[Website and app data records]
● ● ● ● ●

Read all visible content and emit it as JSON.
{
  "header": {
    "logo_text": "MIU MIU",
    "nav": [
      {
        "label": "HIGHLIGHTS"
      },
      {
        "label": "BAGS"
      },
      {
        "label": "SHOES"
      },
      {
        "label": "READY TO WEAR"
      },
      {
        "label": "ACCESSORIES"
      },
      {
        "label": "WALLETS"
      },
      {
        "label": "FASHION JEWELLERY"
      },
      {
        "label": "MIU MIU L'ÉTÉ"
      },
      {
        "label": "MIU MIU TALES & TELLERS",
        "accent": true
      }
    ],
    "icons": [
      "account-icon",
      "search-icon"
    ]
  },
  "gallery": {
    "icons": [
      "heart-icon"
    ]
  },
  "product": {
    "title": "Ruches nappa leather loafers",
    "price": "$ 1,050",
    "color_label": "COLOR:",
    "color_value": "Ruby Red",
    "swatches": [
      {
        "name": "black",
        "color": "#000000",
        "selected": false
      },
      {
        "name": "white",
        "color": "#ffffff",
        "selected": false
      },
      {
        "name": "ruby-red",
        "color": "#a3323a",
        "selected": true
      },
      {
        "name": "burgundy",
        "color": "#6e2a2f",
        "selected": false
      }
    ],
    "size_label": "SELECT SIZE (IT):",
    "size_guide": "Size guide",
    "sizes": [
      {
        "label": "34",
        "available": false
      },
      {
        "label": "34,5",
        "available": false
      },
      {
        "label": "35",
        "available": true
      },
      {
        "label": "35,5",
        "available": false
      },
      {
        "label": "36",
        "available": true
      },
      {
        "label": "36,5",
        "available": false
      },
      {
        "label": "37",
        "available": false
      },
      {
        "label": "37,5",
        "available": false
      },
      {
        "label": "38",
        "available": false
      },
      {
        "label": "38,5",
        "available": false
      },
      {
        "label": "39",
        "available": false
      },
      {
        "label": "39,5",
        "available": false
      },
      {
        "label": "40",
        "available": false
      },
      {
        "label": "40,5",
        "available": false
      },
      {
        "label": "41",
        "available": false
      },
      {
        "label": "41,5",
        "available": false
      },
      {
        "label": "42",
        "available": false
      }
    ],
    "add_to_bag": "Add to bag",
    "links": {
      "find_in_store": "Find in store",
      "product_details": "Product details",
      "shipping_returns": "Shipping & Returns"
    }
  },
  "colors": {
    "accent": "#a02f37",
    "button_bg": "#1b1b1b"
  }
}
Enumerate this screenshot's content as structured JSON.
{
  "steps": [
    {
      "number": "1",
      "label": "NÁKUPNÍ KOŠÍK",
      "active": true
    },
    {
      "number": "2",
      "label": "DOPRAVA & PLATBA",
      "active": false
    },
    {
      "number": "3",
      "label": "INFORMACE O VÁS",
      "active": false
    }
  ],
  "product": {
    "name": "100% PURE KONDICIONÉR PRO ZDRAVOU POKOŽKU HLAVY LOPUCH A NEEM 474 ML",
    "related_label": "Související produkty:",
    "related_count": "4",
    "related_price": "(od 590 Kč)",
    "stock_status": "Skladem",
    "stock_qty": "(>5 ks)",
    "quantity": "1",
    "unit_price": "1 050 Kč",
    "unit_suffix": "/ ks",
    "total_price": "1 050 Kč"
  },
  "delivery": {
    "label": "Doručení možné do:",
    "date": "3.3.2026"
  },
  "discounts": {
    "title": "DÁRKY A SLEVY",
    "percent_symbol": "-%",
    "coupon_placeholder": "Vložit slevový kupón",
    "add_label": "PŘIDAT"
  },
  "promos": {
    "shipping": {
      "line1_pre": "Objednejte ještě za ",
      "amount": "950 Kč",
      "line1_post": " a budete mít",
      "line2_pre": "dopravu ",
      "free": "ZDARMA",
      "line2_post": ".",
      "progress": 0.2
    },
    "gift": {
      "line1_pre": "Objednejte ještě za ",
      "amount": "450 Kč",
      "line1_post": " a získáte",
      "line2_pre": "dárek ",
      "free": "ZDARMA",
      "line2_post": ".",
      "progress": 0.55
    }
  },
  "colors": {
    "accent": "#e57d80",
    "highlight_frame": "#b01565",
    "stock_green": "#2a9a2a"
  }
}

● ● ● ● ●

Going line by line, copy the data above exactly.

> [SOLUTION FOR THIS PROBLEM]:
Read all visible content and emit it as JSON.
{
  "header": {
    "logo_text": "MIU MIU",
    "nav": [
      {
        "label": "HIGHLIGHTS"
      },
      {
        "label": "BAGS"
      },
      {
        "label": "SHOES"
      },
      {
        "label": "READY TO WEAR"
      },
      {
        "label": "ACCESSORIES"
      },
      {
        "label": "WALLETS"
      },
      {
        "label": "FASHION JEWELLERY"
      },
      {
        "label": "MIU MIU L'ÉTÉ"
      },
      {
        "label": "MIU MIU TALES & TELLERS",
        "accent": true
      }
    ],
    "icons": [
      "account-icon",
      "search-icon"
    ]
  },
  "gallery": {
    "icons": [
      "heart-icon"
    ]
  },
  "product": {
    "title": "Ruches nappa leather loafers",
    "price": "$ 1,050",
    "color_label": "COLOR:",
    "color_value": "Ruby Red",
    "swatches": [
      {
        "name": "black",
        "color": "#000000",
        "selected": false
      },
      {
        "name": "white",
        "color": "#ffffff",
        "selected": false
      },
      {
        "name": "ruby-red",
        "color": "#a3323a",
        "selected": true
      },
      {
        "name": "burgundy",
        "color": "#6e2a2f",
        "selected": false
      }
    ],
    "size_label": "SELECT SIZE (IT):",
    "size_guide": "Size guide",
    "sizes": [
      {
        "label": "34",
        "available": false
      },
      {
        "label": "34,5",
        "available": false
      },
      {
        "label": "35",
        "available": true
      },
      {
        "label": "35,5",
        "available": false
      },
      {
        "label": "36",
        "available": true
      },
      {
        "label": "36,5",
        "available": false
      },
      {
        "label": "37",
        "available": false
      },
      {
        "label": "37,5",
        "available": false
      },
      {
        "label": "38",
        "available": false
      },
      {
        "label": "38,5",
        "available": false
      },
      {
        "label": "39",
        "available": false
      },
      {
        "label": "39,5",
        "available": false
      },
      {
        "label": "40",
        "available": false
      },
      {
        "label": "40,5",
        "available": false
      },
      {
        "label": "41",
        "available": false
      },
      {
        "label": "41,5",
        "available": false
      },
      {
        "label": "42",
        "available": false
      }
    ],
    "add_to_bag": "Add to bag",
    "links": {
      "find_in_store": "Find in store",
      "product_details": "Product details",
      "shipping_returns": "Shipping & Returns"
    }
  },
  "colors": {
    "accent": "#a02f37",
    "button_bg": "#1b1b1b"
  }
}
Enumerate this screenshot's content as structured JSON.
{
  "steps": [
    {
      "number": "1",
      "label": "NÁKUPNÍ KOŠÍK",
      "active": true
    },
    {
      "number": "2",
      "label": "DOPRAVA & PLATBA",
      "active": false
    },
    {
      "number": "3",
      "label": "INFORMACE O VÁS",
      "active": false
    }
  ],
  "product": {
    "name": "100% PURE KONDICIONÉR PRO ZDRAVOU POKOŽKU HLAVY LOPUCH A NEEM 474 ML",
    "related_label": "Související produkty:",
    "related_count": "4",
    "related_price": "(od 590 Kč)",
    "stock_status": "Skladem",
    "stock_qty": "(>5 ks)",
    "quantity": "1",
    "unit_price": "1 050 Kč",
    "unit_suffix": "/ ks",
    "total_price": "1 050 Kč"
  },
  "delivery": {
    "label": "Doručení možné do:",
    "date": "3.3.2026"
  },
  "discounts": {
    "title": "DÁRKY A SLEVY",
    "percent_symbol": "-%",
    "coupon_placeholder": "Vložit slevový kupón",
    "add_label": "PŘIDAT"
  },
  "promos": {
    "shipping": {
      "line1_pre": "Objednejte ještě za ",
      "amount": "950 Kč",
      "line1_post": " a budete mít",
      "line2_pre": "dopravu ",
      "free": "ZDARMA",
      "line2_post": ".",
      "progress": 0.2
    },
    "gift": {
      "line1_pre": "Objednejte ještě za ",
      "amount": "450 Kč",
      "line1_post": " a získáte",
      "line2_pre": "dárek ",
      "free": "ZDARMA",
      "line2_post": ".",
      "progress": 0.55
    }
  },
  "colors": {
    "accent": "#e57d80",
    "highlight_frame": "#b01565",
    "stock_green": "#2a9a2a"
  }
}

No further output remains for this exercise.